> [PROBLEM]
Only one number is wanted: the count of lines in the records below that hold the word "Соединительные".

-------

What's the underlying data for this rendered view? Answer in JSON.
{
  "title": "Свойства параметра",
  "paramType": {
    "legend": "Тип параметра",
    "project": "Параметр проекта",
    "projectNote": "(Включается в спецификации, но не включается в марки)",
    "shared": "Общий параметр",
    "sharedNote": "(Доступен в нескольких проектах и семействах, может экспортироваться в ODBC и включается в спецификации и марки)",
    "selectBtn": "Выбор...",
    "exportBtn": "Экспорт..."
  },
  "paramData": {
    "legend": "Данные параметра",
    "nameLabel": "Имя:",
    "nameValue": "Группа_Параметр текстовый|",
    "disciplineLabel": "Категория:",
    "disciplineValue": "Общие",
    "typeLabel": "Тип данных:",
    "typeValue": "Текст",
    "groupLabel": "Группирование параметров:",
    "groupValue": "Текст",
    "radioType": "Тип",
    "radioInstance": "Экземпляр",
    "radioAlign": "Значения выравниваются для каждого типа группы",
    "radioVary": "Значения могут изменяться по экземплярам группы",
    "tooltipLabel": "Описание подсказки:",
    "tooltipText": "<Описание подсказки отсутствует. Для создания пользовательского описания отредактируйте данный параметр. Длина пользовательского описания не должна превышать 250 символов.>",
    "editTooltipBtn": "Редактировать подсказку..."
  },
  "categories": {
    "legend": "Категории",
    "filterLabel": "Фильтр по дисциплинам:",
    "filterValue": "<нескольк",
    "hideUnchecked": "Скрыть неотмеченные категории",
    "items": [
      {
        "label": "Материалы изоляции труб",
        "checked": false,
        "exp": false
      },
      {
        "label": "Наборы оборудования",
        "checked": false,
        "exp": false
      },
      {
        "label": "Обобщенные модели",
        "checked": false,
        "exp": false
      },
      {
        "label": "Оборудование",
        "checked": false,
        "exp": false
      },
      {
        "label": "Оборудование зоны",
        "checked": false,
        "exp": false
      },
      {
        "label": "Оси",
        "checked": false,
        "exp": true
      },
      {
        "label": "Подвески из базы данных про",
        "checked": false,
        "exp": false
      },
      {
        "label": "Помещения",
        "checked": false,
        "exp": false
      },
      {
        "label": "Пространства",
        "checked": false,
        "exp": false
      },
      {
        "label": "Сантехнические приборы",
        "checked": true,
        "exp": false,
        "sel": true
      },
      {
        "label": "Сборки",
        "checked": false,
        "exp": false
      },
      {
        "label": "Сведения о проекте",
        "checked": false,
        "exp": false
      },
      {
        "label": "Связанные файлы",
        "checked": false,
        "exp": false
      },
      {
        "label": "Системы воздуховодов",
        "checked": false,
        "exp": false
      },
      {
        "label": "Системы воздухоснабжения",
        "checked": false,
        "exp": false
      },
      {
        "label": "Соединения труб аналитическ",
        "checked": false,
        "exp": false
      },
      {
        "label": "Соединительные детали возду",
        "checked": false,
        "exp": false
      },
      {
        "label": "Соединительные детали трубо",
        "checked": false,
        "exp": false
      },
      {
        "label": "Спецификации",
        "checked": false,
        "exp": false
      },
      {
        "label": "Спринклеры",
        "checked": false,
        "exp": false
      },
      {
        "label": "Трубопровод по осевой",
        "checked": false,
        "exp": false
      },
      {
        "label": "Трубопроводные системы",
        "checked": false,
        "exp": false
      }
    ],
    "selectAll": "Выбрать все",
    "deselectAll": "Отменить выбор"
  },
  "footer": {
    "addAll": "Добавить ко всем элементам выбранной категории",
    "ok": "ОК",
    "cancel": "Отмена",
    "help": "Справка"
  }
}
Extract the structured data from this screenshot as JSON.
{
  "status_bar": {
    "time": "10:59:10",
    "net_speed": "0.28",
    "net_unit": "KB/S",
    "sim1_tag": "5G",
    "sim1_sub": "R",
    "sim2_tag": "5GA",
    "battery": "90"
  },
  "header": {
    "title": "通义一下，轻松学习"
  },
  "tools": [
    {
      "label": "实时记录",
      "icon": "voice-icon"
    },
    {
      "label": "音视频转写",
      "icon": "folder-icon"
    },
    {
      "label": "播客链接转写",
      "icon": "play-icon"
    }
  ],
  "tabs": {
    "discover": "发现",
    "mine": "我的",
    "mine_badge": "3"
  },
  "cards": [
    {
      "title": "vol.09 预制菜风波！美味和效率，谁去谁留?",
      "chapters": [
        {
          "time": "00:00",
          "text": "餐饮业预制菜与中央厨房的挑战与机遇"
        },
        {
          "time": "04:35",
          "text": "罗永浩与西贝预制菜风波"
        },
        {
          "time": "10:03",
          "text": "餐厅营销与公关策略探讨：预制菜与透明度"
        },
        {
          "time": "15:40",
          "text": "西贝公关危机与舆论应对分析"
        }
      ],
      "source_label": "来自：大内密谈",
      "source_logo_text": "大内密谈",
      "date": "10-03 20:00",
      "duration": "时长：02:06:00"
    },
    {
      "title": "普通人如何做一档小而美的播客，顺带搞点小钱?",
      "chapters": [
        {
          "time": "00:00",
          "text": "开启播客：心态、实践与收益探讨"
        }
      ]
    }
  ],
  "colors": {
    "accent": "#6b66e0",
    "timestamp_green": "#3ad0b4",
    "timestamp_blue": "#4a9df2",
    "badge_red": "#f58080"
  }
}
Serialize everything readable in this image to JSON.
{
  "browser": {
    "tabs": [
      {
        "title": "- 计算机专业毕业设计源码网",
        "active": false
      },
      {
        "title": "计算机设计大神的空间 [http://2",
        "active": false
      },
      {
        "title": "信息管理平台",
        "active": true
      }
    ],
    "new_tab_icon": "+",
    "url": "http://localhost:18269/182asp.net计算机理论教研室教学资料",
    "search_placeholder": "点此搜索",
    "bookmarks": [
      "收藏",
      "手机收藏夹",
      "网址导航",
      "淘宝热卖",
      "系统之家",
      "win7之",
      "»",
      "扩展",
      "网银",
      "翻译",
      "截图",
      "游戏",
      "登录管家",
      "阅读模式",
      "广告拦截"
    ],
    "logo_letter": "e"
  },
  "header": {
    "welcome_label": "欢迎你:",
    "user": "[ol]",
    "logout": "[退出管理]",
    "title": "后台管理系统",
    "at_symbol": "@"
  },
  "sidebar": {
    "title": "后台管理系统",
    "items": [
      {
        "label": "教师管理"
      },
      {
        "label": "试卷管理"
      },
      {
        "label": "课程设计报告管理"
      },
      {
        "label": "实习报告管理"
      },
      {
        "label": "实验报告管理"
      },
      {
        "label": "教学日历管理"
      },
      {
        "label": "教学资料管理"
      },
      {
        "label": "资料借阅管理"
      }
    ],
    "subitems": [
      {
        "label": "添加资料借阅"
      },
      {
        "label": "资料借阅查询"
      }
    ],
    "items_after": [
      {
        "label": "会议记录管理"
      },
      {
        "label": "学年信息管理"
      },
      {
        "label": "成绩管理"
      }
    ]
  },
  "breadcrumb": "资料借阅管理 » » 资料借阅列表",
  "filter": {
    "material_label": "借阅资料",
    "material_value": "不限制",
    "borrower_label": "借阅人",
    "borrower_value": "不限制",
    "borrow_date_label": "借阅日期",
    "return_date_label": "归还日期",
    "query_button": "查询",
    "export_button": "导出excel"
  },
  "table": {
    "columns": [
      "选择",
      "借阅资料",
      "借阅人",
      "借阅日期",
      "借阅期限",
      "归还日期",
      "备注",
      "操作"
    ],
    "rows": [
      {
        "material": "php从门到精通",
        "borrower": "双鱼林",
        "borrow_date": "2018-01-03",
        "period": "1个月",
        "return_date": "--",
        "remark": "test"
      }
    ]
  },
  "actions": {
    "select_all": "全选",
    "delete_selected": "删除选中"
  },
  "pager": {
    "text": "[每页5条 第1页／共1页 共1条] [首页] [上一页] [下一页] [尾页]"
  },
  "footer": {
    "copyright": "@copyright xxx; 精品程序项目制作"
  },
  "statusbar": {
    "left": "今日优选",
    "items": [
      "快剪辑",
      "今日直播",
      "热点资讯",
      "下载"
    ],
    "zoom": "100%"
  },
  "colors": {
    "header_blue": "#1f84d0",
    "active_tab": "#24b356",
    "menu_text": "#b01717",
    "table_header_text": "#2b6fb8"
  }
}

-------

> [WRITTEN REPLY]
2